§ INSTRUCTIONS FOR THE TASK: The result should be an exact copy of the data, free of pictures.

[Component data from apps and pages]
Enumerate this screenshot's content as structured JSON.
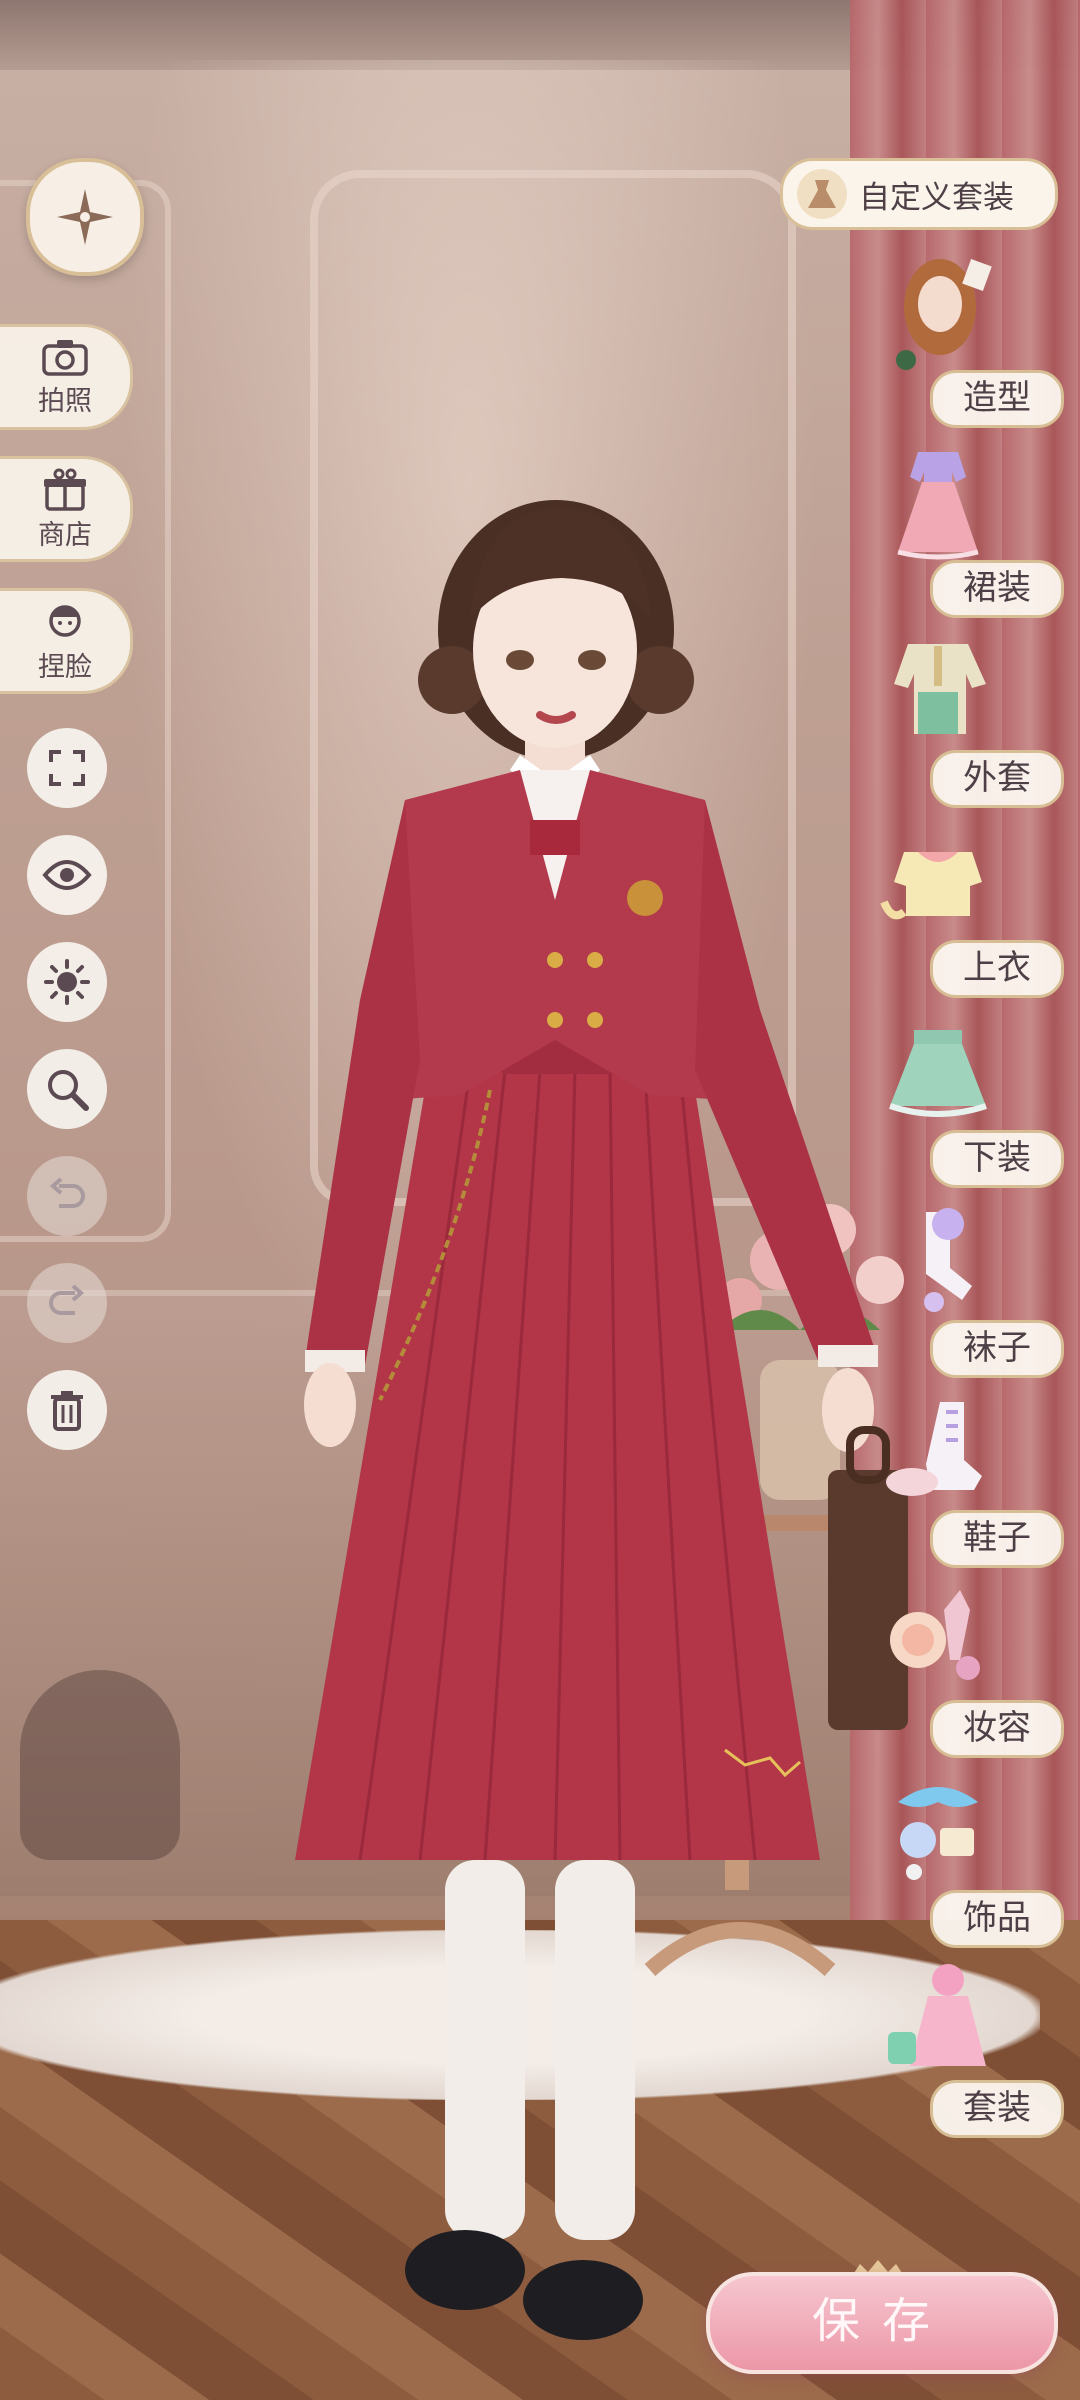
{
  "left_toolbar": {
    "camera_label": "拍照",
    "shop_label": "商店",
    "face_label": "捏脸"
  },
  "right_panel": {
    "custom_outfit_label": "自定义套装",
    "categories": [
      {
        "label": "造型",
        "icon": "hairstyle-icon"
      },
      {
        "label": "裙装",
        "icon": "dress-icon"
      },
      {
        "label": "外套",
        "icon": "coat-icon"
      },
      {
        "label": "上衣",
        "icon": "top-icon"
      },
      {
        "label": "下装",
        "icon": "skirt-icon"
      },
      {
        "label": "袜子",
        "icon": "socks-icon"
      },
      {
        "label": "鞋子",
        "icon": "shoes-icon"
      },
      {
        "label": "妆容",
        "icon": "makeup-icon"
      },
      {
        "label": "饰品",
        "icon": "accessory-icon"
      },
      {
        "label": "套装",
        "icon": "suit-icon"
      }
    ]
  },
  "save_label": "保存",
  "colors": {
    "pill_bg": "#fbf4ea",
    "gold_border": "#d8bf97",
    "save_pink": "#ec97a8",
    "uniform_red": "#b33a4c"
  }
}
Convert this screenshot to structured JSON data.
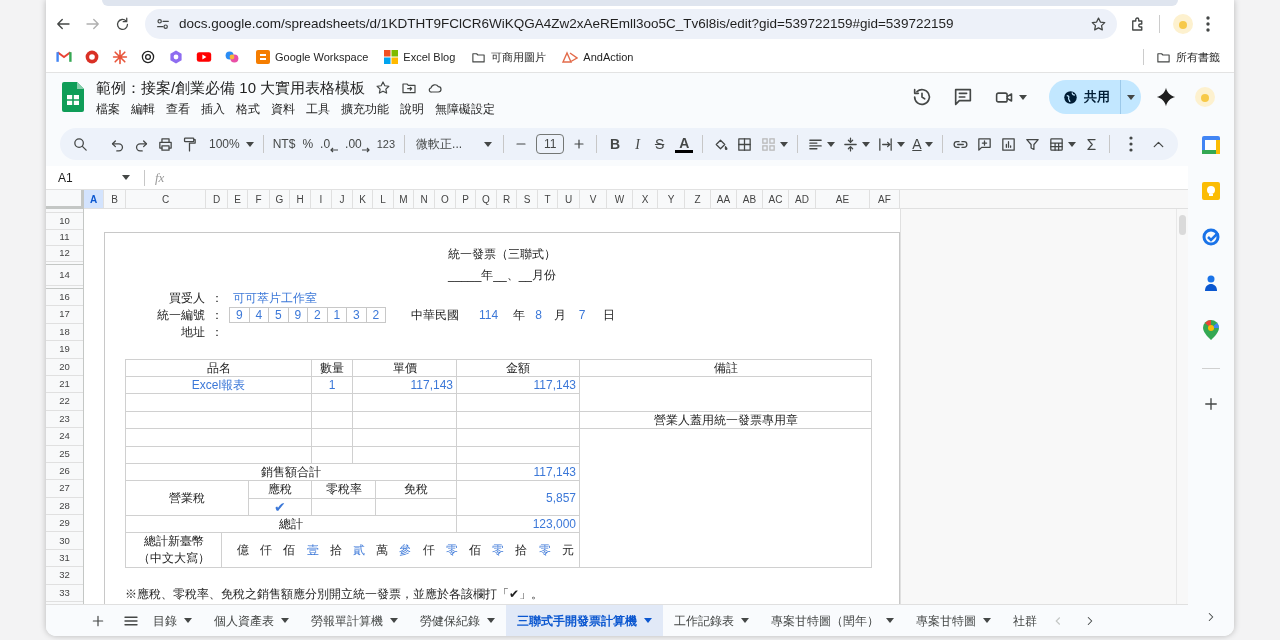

§ EXERCISE SOLUTION:
Enumerate this screenshot's content as structured JSON.
{
  "left_toolbar": {
    "camera_label": "拍照",
    "shop_label": "商店",
    "face_label": "捏脸"
  },
  "right_panel": {
    "custom_outfit_label": "自定义套装",
    "categories": [
      {
        "label": "造型",
        "icon": "hairstyle-icon"
      },
      {
        "label": "裙装",
        "icon": "dress-icon"
      },
      {
        "label": "外套",
        "icon": "coat-icon"
      },
      {
        "label": "上衣",
        "icon": "top-icon"
      },
      {
        "label": "下装",
        "icon": "skirt-icon"
      },
      {
        "label": "袜子",
        "icon": "socks-icon"
      },
      {
        "label": "鞋子",
        "icon": "shoes-icon"
      },
      {
        "label": "妆容",
        "icon": "makeup-icon"
      },
      {
        "label": "饰品",
        "icon": "accessory-icon"
      },
      {
        "label": "套装",
        "icon": "suit-icon"
      }
    ]
  },
  "save_label": "保存",
  "colors": {
    "pill_bg": "#fbf4ea",
    "gold_border": "#d8bf97",
    "save_pink": "#ec97a8",
    "uniform_red": "#b33a4c"
  }
}
Convert this screenshot to structured JSON data.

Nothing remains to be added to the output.